Recipes 
 
Join Date: Jan 2009
Location: Richardson, TX
Posts: 1,447
Liked 33 Times on 31 Posts
Likes Given: 9

Default

Quote:
Originally Posted by ajdelange View Post
When I came up with the 1 tablet per 20 (US) gal number originally I assumed:
1. A Campden tablet was made up of 695 mg of potassium metabite (because the Campden tablets I had at the time I wrote the article weighed 695 mg and were made of potassium metabite). There could, I suppose, also have been some binder in there.
2. The water being treated contained 3 mg equivalent free chlorine - all as chloramine. 3 is the highest concentration allowed by regulation.

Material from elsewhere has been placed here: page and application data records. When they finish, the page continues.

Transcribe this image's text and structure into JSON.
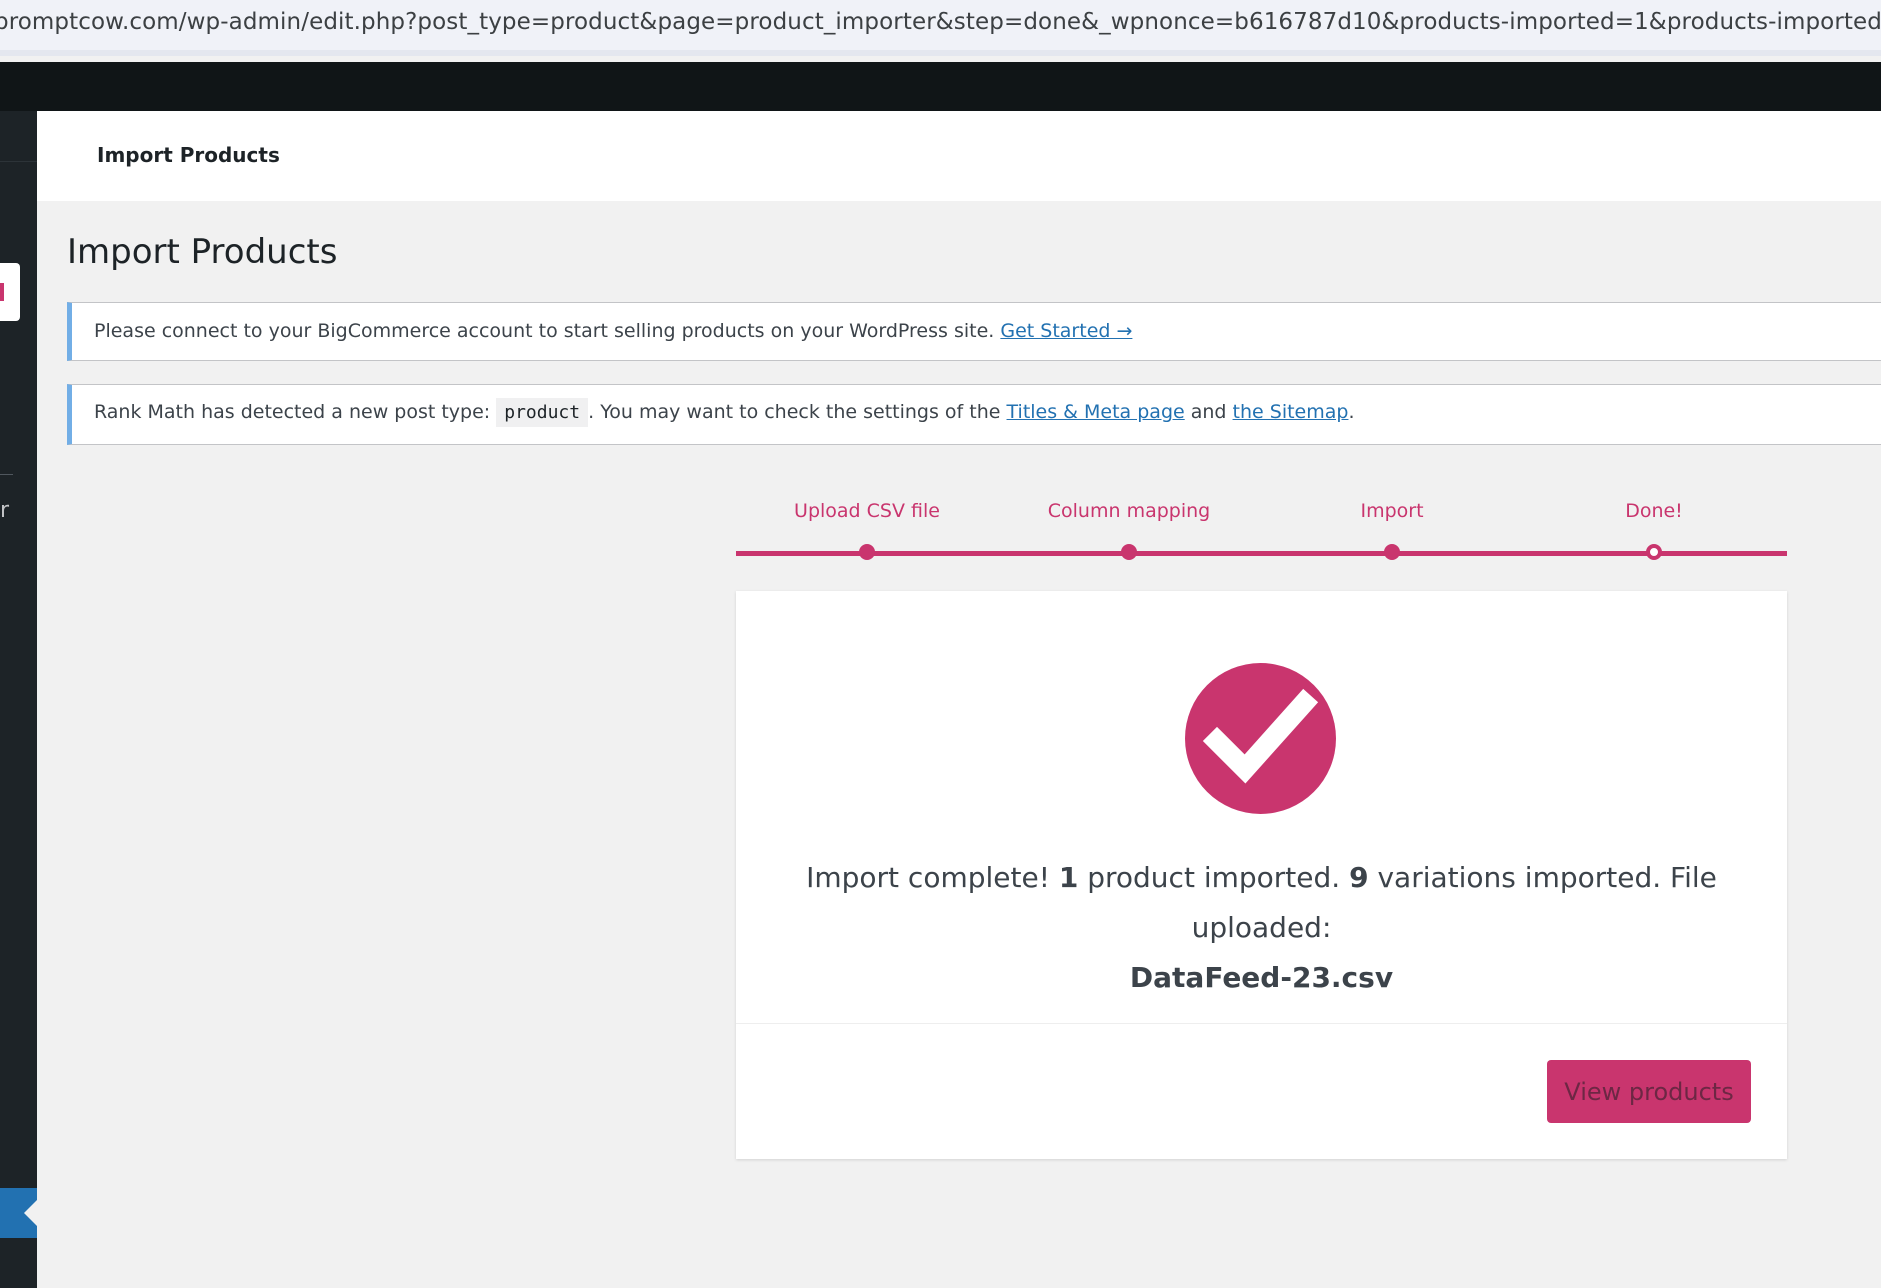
{
  "browser": {
    "url": "promptcow.com/wp-admin/edit.php?post_type=product&page=product_importer&step=done&_wpnonce=b616787d10&products-imported=1&products-imported-variations=9&products"
  },
  "sidebar": {
    "partial_label": "r"
  },
  "header": {
    "title": "Import Products"
  },
  "page": {
    "heading": "Import Products"
  },
  "notices": [
    {
      "text": "Please connect to your BigCommerce account to start selling products on your WordPress site.",
      "link": "Get Started →"
    },
    {
      "text_before": "Rank Math has detected a new post type:",
      "code": "product",
      "text_middle": ". You may want to check the settings of the",
      "link1": "Titles & Meta page",
      "text_and": "and",
      "link2": "the Sitemap",
      "text_end": "."
    }
  ],
  "steps": [
    {
      "label": "Upload CSV file",
      "state": "done"
    },
    {
      "label": "Column mapping",
      "state": "done"
    },
    {
      "label": "Import",
      "state": "done"
    },
    {
      "label": "Done!",
      "state": "current"
    }
  ],
  "result": {
    "part1": "Import complete!",
    "products_count": "1",
    "part2": "product imported.",
    "variations_count": "9",
    "part3": "variations imported. File uploaded:",
    "filename": "DataFeed-23.csv",
    "button_label": "View products"
  },
  "colors": {
    "accent": "#c9356e",
    "notice_border": "#72aee6",
    "admin_bar": "#101517",
    "sidebar": "#1d2327",
    "link": "#2271b1"
  }
}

WRT 1 above - Campden tablets can be made of sodium metabite in which case (1) 695 mg tablet would treat more than 20 US gal. One mg chloramine (as Cl) requires 3.127 mg potassium metabite but only 2.674 mg sodium metabite (because sodium is lighter than potassium). The ratio is 1.169 thus you can use 17% less of the sodium salt. Campden tablets may weigh more or less than 695 mg depending on whose you buy.

WRT 2 above -Obviously, if you know that the available chlorine level is less than 3 mg/L you can use less metabite. Furthermore, it takes about twice as much metabite to reduce chloramine as it does chlorine so if you know that part of the available chlorine is chlorine you can use less.

In other words, the 695 mg/20 gal number is designed to protect you against the worst case and is more than is needed in any other case. The good news is that the products of reacted and unreacted metabite (with the exception of the cation) are beneficial to beer in various ways so over dosing is not a problem. OTOH you can use the incremental approach. Crush a Campden tablet with a spoon and add pinches at a time until the chorine odor is gone. When it is, so is the chloramine.

[Edit] The comment about excepting the cation does not mean that they are detrimental. Neither sodium nor potassium in the amount found in a Campden tablet could be considered harmful.
So if I'm doing this correctly, for K meta I can multiply 3.127 mg by 3 mg of Cl per liter to get 9.38 mg K meta per liter needed to neutralize 3 mg Cl per liter and then multiply 9.38 by 76 liters per 20 gallons to get 713 mg K meta needed for 20 gallons as the maximum needed? So it might be advisable to use 1/8 tsp (about 800 mg) of the K meta powder per 20 gallons water in order to be certain of neutralizing all the chloramine?
__________________
DeafSmith is offline
 
Reply With Quote Quick reply to this message
Reply



Quick Reply
Message:
Options
Thread Tools


Similar Threads
Thread Thread Starter Forum Replies Last Post
Do campden tablets de-chlorinate water King of Cascade All Grain & Partial Mash Brewing 71 05-08-2013 08:53 PM
Does a small amount of mead need to age the same amount of time as a larger batch? Apendecto Mead Forum 4 12-08-2009 10:08 AM
Secondary temps--Search gives conflicting info xcap Beginners Beer Brewing Forum 6 04-28-2009 06:29 PM
Conflicting Info. Set me straight? BWRIGHT Beginners Beer Brewing Forum 19 01-25-2008 05:43 PM
Sodium Metabisulfite magno Mead Forum 4 06-22-2006 02:21 AM